Q: In reading your book, I got the sense that the Icelandic community is increasingly diverse, but still very close-knit.
A: On the weekend, I had to buy a bra — which, you know, it’s such a fun experience. I was talking to the woman who worked at the store, and the woman in the changing room next to me says, “I know that voice.” And it was our chief medical officer — like the Anthony Fauci of Iceland. And we were just laughing that only in Iceland do we run into each other in an undergarment store. And then I ran into her again in the grocery store the next day. And you just think: This is a small country.
Q: A few years before the pandemic, Iceland started getting some media attention for “overtourism.” What did you think of that?
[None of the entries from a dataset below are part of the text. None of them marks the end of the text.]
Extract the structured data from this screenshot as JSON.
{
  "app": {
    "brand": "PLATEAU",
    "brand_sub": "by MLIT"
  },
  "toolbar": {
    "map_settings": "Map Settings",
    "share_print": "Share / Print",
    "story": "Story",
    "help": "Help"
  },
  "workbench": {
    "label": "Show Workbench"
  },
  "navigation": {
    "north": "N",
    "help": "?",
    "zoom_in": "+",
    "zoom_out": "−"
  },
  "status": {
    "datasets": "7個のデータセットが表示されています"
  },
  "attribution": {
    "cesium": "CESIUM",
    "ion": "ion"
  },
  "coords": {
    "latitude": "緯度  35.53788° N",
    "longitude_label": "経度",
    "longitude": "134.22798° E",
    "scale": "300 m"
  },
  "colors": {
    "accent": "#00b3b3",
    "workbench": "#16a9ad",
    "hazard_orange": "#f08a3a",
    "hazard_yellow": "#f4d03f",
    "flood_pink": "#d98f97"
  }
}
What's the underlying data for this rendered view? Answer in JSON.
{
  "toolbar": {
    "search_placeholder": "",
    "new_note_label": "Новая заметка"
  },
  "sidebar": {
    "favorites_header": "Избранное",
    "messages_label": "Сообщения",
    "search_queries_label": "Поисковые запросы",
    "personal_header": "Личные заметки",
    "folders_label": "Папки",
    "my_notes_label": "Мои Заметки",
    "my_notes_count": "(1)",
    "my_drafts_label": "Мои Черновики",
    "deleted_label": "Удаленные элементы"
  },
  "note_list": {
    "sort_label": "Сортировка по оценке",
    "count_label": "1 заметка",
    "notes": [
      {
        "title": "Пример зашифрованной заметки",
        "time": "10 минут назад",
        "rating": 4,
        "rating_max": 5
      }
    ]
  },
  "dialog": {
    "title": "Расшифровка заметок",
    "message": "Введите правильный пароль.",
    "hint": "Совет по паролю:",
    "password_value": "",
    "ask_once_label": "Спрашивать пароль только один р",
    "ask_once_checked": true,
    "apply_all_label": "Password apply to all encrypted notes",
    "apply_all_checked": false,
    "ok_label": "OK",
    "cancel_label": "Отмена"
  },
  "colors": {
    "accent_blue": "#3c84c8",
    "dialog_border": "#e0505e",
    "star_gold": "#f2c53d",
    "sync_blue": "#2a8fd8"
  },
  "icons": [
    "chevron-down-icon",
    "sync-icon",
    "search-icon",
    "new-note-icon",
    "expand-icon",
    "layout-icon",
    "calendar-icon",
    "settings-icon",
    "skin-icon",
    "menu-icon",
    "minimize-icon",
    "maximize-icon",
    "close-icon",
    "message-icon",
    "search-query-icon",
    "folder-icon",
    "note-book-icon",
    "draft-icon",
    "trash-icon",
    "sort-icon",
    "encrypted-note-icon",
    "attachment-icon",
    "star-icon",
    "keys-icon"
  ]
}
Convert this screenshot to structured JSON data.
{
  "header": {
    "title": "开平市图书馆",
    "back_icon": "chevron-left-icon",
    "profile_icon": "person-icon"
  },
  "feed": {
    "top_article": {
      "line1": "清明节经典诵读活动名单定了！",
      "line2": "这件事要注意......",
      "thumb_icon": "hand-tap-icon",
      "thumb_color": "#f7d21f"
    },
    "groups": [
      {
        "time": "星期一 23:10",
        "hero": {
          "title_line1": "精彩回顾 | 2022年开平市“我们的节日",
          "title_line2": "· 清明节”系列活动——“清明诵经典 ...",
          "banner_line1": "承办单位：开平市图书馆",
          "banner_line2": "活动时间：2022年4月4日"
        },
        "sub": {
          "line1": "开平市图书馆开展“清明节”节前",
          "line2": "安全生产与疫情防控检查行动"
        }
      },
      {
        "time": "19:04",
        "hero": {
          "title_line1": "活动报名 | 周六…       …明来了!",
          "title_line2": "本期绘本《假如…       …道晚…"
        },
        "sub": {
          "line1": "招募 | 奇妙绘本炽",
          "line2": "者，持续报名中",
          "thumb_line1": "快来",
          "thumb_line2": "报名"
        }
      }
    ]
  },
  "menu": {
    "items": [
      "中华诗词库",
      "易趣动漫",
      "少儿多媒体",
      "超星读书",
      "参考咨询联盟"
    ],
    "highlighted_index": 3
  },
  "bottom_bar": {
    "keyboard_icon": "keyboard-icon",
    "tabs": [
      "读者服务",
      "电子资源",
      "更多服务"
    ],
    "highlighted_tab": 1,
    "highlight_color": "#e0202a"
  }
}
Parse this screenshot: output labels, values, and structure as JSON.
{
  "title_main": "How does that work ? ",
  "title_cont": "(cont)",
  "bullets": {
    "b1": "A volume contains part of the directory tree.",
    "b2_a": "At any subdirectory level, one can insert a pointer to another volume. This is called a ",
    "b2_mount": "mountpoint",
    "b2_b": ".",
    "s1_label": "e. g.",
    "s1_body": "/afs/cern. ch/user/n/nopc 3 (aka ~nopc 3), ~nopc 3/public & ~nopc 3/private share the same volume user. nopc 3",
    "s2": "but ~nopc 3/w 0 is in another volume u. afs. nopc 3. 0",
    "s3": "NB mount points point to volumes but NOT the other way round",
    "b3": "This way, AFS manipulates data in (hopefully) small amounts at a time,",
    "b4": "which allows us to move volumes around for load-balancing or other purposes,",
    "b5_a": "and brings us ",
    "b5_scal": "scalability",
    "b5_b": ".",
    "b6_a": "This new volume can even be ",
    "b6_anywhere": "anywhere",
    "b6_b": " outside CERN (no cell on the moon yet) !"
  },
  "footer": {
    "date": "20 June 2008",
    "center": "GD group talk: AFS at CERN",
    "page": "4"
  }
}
A: I think that overtourism is a bit of an unfair terminology. Yes, the number of tourists increased and the percentage increase has been huge, but a lot of that has to do with seasonality. It used to be that everybody came in the summertime because you couldn’t stay anywhere in the countryside in winter. But now two-thirds of the people who visit come outside of the summer months. They’re coming year-round and they’re traveling much more around the country. It’s still easy to come here and not see any other tourists.
In the bigger cities in Europe, you see challenges with accommodation and affordable housing and making larger communities livable for residents. We’ve seen that here, too. But overall I think tourism is a good thing if it’s managed properly, and we have long-term sustainable plans. It’s ultimately bringing money into the economy. That’s why it’s good to have lots of family-owned-and-operated businesses. We need the big conglomerates; they’re paying lots of taxes. But you have to have a mix.